__EXERCISE OBJECTIVE__: Leave every image behind and restate the data word for word.

───── DATA

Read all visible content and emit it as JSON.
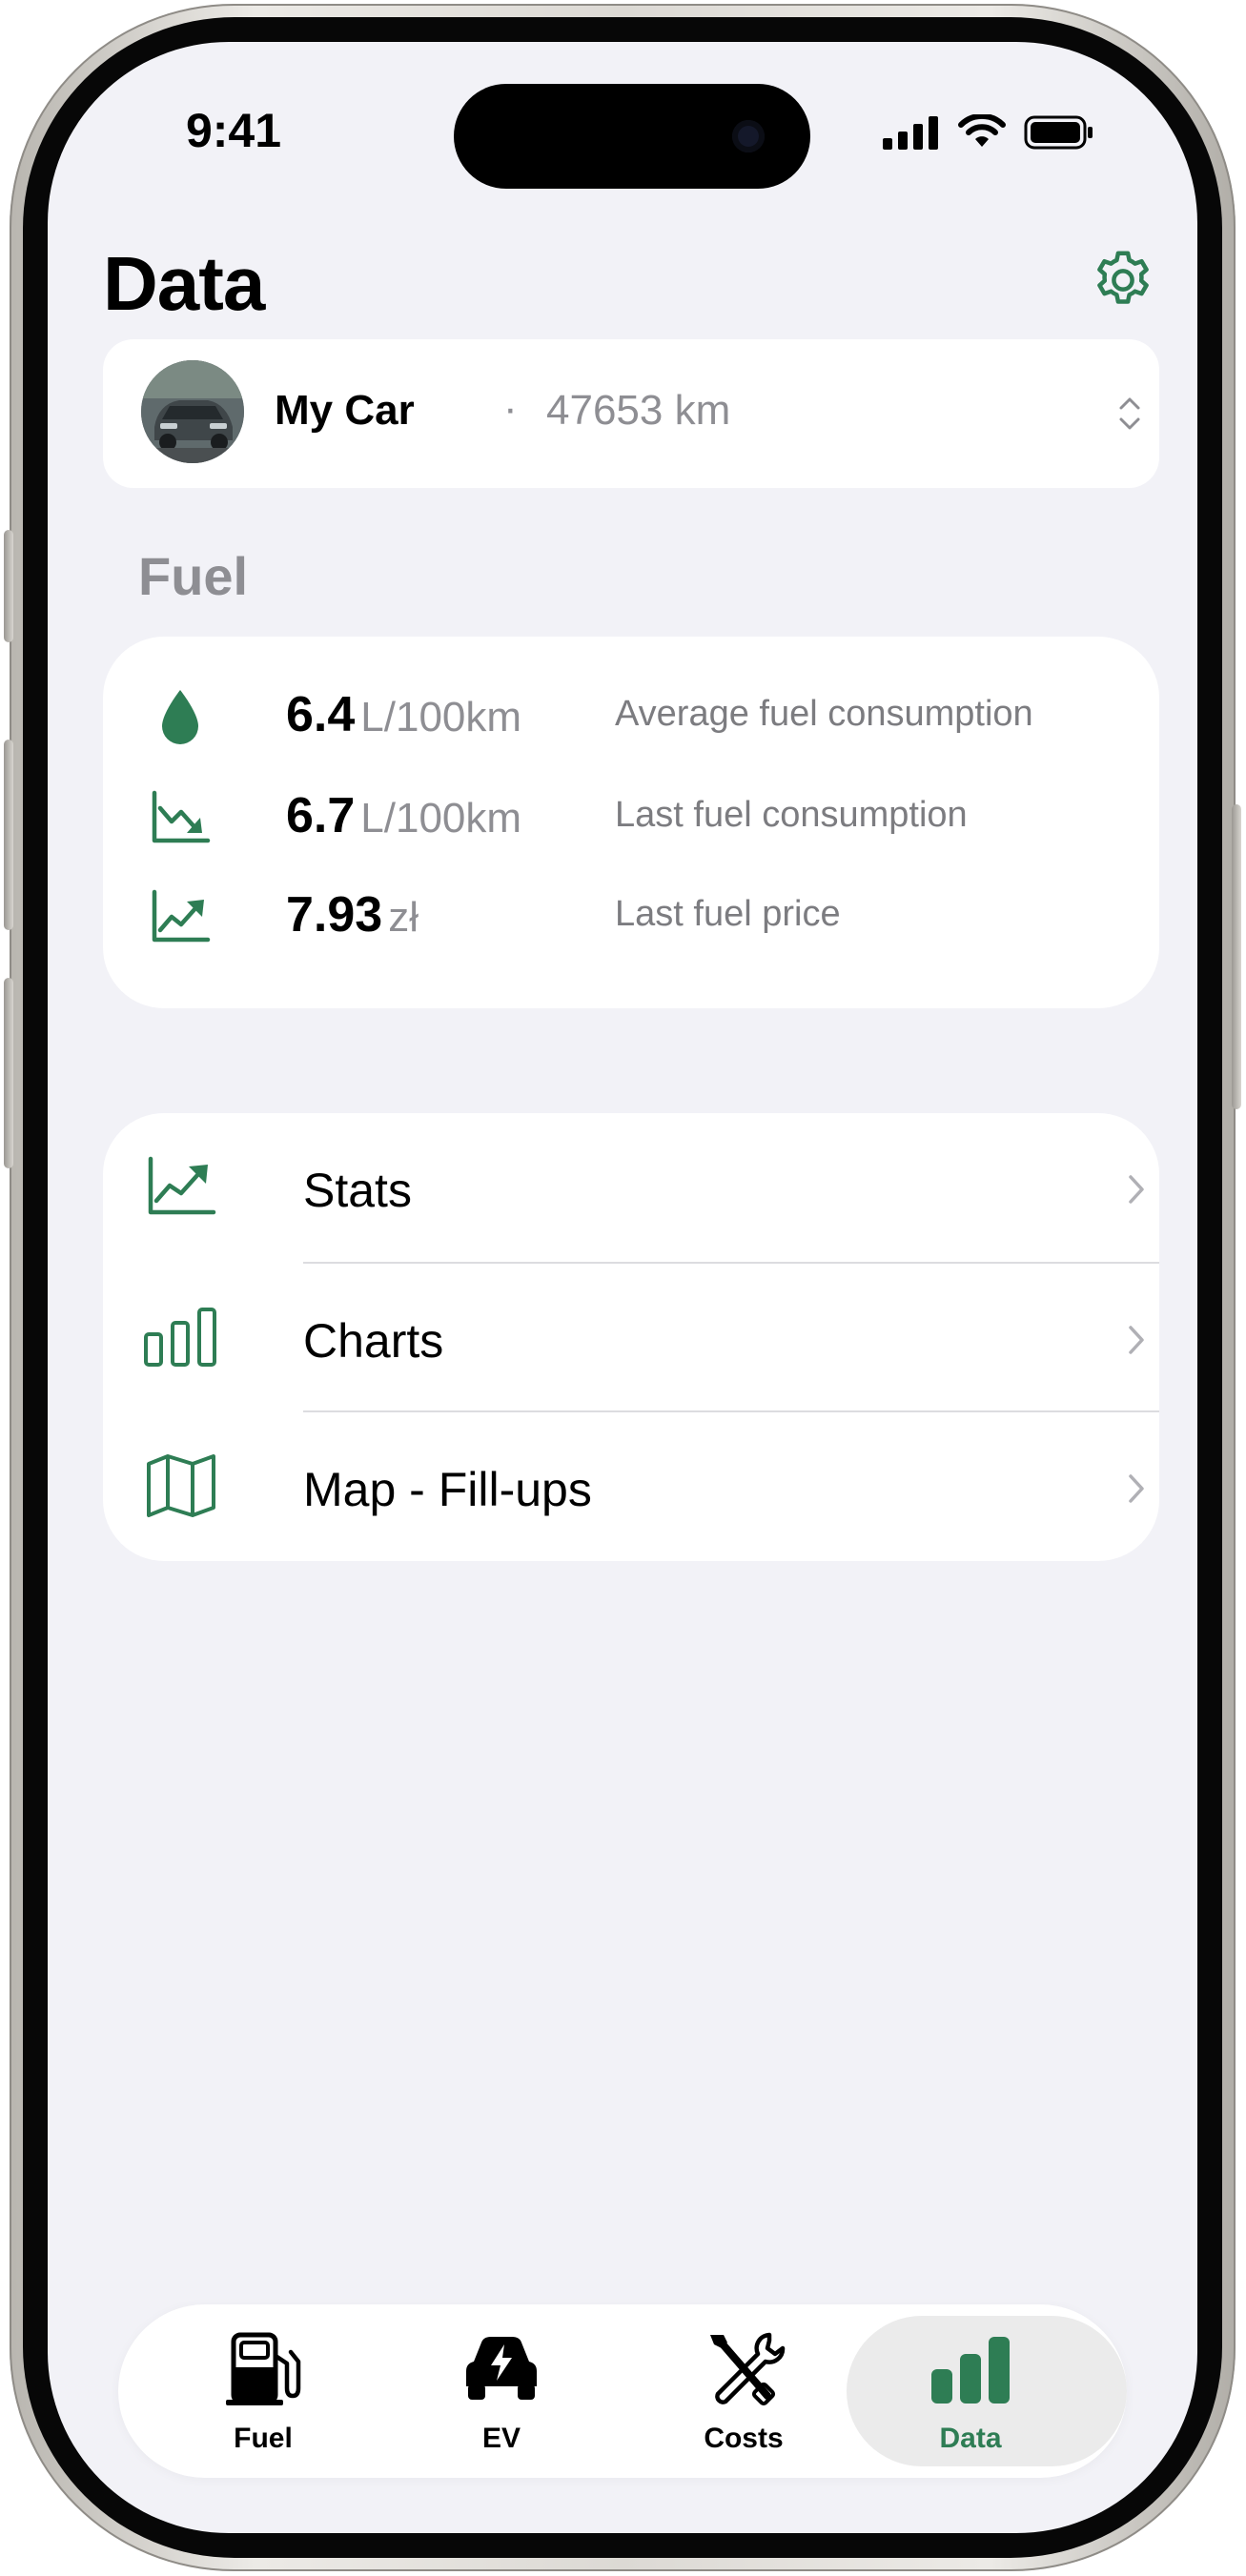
{
  "status_bar": {
    "time": "9:41"
  },
  "header": {
    "title": "Data"
  },
  "car": {
    "name": "My Car",
    "separator": "·",
    "odometer": "47653 km"
  },
  "section_title": "Fuel",
  "fuel_stats": [
    {
      "icon": "drop-icon",
      "value": "6.4",
      "unit": "L/100km",
      "label": "Average fuel consumption"
    },
    {
      "icon": "trend-down-icon",
      "value": "6.7",
      "unit": "L/100km",
      "label": "Last fuel consumption"
    },
    {
      "icon": "trend-up-icon",
      "value": "7.93",
      "unit": "zł",
      "label": "Last fuel price"
    }
  ],
  "menu": [
    {
      "icon": "trend-up-icon",
      "label": "Stats"
    },
    {
      "icon": "bar-chart-icon",
      "label": "Charts"
    },
    {
      "icon": "map-icon",
      "label": "Map - Fill-ups"
    }
  ],
  "tabs": [
    {
      "icon": "fuel-pump-icon",
      "label": "Fuel",
      "active": false
    },
    {
      "icon": "ev-car-icon",
      "label": "EV",
      "active": false
    },
    {
      "icon": "tools-icon",
      "label": "Costs",
      "active": false
    },
    {
      "icon": "data-bars-icon",
      "label": "Data",
      "active": true
    }
  ],
  "colors": {
    "accent": "#2e7d54",
    "background": "#f2f2f7",
    "secondary_text": "#8e8e93"
  }
}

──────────

__YOUR SOLUTION__:
Read all visible content and emit it as JSON.
{
  "status_bar": {
    "time": "9:41"
  },
  "header": {
    "title": "Data"
  },
  "car": {
    "name": "My Car",
    "separator": "·",
    "odometer": "47653 km"
  },
  "section_title": "Fuel",
  "fuel_stats": [
    {
      "icon": "drop-icon",
      "value": "6.4",
      "unit": "L/100km",
      "label": "Average fuel consumption"
    },
    {
      "icon": "trend-down-icon",
      "value": "6.7",
      "unit": "L/100km",
      "label": "Last fuel consumption"
    },
    {
      "icon": "trend-up-icon",
      "value": "7.93",
      "unit": "zł",
      "label": "Last fuel price"
    }
  ],
  "menu": [
    {
      "icon": "trend-up-icon",
      "label": "Stats"
    },
    {
      "icon": "bar-chart-icon",
      "label": "Charts"
    },
    {
      "icon": "map-icon",
      "label": "Map - Fill-ups"
    }
  ],
  "tabs": [
    {
      "icon": "fuel-pump-icon",
      "label": "Fuel",
      "active": false
    },
    {
      "icon": "ev-car-icon",
      "label": "EV",
      "active": false
    },
    {
      "icon": "tools-icon",
      "label": "Costs",
      "active": false
    },
    {
      "icon": "data-bars-icon",
      "label": "Data",
      "active": true
    }
  ],
  "colors": {
    "accent": "#2e7d54",
    "background": "#f2f2f7",
    "secondary_text": "#8e8e93"
  }
}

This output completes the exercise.